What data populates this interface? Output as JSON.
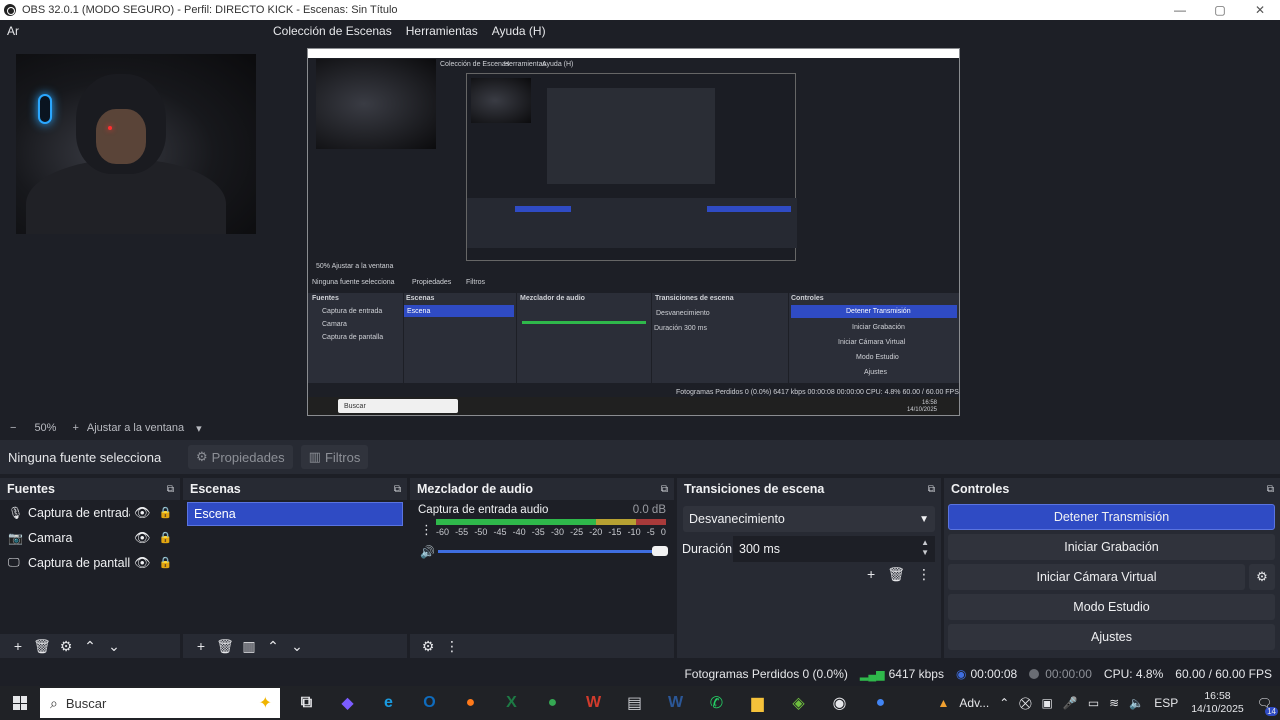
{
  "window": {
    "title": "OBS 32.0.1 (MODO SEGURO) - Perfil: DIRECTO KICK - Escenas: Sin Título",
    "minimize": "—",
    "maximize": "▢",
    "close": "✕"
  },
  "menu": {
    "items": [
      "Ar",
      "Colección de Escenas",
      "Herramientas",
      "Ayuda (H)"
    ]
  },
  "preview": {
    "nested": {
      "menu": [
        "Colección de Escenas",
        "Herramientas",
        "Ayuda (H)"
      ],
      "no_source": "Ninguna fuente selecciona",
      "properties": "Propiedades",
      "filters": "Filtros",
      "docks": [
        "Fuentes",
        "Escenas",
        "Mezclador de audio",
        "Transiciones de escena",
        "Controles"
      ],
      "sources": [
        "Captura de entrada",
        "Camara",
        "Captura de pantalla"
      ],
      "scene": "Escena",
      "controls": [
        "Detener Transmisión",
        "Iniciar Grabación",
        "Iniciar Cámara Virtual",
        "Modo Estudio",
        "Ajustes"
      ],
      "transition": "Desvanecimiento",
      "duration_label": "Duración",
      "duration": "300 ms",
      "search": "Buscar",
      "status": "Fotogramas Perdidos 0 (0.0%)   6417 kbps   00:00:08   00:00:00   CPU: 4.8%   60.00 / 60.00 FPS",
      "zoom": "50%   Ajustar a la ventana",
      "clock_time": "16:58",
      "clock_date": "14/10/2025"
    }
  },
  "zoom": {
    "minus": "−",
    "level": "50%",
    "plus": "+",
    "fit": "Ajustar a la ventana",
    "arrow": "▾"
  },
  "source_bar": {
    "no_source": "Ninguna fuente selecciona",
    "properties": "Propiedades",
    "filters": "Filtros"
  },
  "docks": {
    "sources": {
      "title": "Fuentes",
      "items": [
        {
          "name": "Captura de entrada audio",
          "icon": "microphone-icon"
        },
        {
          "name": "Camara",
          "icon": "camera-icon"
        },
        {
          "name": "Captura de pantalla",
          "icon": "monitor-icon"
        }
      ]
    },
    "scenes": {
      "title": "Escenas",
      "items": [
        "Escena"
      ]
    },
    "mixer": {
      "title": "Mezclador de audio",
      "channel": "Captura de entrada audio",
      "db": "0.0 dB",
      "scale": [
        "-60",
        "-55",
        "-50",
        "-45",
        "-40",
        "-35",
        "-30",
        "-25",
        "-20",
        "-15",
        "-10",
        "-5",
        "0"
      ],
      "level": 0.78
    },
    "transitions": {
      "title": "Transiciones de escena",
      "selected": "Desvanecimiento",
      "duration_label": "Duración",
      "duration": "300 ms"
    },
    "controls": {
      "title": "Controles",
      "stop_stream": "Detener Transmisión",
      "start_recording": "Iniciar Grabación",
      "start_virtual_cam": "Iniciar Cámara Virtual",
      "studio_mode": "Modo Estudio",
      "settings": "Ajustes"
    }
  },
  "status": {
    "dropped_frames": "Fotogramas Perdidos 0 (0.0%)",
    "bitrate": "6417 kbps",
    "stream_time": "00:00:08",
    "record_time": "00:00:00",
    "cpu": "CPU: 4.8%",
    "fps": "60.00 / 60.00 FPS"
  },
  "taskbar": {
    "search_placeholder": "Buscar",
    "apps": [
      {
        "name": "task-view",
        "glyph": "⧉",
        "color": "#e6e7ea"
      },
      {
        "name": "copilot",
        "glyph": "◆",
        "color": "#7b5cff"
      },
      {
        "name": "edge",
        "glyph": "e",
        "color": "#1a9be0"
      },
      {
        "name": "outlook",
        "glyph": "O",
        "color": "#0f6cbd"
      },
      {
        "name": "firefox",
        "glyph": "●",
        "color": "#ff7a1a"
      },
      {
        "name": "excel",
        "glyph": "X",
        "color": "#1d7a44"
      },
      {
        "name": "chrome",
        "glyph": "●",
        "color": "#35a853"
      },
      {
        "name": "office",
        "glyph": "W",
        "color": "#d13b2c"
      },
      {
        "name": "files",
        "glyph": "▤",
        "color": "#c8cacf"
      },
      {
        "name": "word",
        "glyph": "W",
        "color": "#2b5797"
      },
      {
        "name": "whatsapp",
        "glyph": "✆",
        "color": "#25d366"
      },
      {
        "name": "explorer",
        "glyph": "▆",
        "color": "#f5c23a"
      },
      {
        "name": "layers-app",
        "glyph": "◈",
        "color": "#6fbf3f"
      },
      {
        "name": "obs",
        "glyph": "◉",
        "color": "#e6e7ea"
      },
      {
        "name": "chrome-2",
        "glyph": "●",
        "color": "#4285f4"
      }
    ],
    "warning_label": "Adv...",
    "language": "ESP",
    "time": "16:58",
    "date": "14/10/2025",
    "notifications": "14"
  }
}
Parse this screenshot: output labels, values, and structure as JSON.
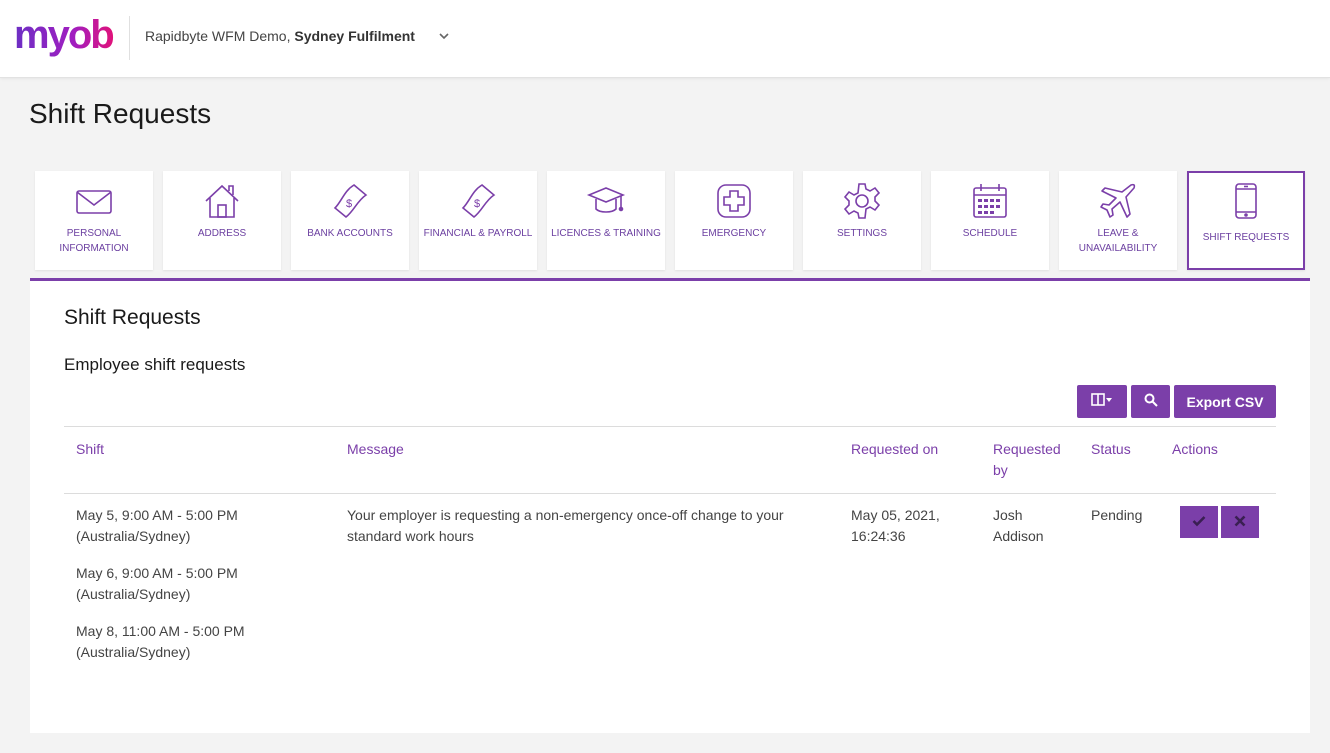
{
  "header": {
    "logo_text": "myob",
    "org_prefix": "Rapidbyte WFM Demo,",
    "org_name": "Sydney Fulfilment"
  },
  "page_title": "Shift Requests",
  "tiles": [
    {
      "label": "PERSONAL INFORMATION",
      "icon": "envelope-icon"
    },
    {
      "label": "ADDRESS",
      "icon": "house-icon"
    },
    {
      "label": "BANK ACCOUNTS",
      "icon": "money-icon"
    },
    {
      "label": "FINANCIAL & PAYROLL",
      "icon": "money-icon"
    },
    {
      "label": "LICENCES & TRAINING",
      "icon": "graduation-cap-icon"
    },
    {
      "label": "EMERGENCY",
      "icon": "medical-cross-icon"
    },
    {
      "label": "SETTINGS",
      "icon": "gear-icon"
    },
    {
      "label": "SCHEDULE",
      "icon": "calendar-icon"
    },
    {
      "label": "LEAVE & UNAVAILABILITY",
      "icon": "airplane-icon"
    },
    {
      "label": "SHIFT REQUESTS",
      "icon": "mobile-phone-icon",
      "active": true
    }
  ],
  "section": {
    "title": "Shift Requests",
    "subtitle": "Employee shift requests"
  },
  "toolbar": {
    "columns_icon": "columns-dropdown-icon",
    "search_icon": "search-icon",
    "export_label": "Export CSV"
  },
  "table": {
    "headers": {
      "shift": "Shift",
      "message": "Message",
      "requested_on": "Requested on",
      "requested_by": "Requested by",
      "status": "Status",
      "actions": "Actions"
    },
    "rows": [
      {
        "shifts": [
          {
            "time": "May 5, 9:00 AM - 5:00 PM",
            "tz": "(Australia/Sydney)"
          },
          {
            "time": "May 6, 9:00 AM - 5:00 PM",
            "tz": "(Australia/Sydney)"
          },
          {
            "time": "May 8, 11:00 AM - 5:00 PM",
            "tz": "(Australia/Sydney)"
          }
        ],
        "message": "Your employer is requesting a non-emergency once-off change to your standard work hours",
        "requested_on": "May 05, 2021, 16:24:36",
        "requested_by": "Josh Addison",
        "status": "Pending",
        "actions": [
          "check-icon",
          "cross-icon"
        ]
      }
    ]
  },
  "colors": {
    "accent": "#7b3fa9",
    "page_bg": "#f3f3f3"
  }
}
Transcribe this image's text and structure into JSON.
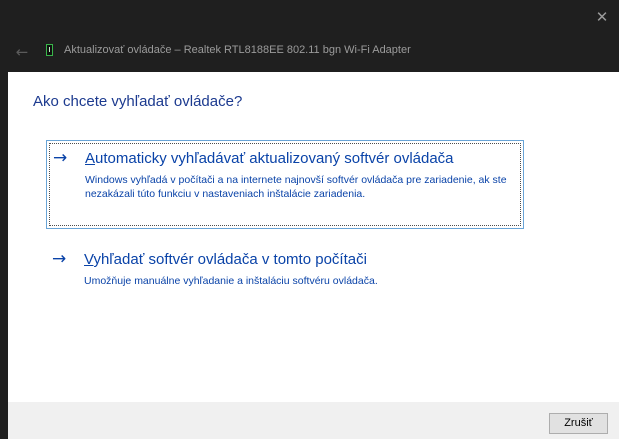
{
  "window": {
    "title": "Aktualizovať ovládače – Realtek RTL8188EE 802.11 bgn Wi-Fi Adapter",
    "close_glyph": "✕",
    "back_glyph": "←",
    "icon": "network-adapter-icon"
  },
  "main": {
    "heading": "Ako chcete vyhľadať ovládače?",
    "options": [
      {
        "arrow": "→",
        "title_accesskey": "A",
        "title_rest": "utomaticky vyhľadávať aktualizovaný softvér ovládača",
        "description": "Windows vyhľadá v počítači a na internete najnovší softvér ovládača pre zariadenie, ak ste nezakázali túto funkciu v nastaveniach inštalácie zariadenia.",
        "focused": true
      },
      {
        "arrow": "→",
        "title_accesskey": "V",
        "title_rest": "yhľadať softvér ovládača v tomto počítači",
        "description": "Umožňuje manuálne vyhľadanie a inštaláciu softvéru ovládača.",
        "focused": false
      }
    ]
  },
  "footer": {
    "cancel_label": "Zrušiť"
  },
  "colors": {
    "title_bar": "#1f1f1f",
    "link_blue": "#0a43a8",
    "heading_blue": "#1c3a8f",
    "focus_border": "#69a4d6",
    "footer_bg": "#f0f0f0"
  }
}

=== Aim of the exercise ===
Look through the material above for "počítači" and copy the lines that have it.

=== Your solution ===
        "description": "Windows vyhľadá v počítači a na internete najnovší softvér ovládača pre zariadenie, ak ste nezakázali túto funkciu v nastaveniach inštalácie zariadenia.",
        "title_rest": "yhľadať softvér ovládača v tomto počítači",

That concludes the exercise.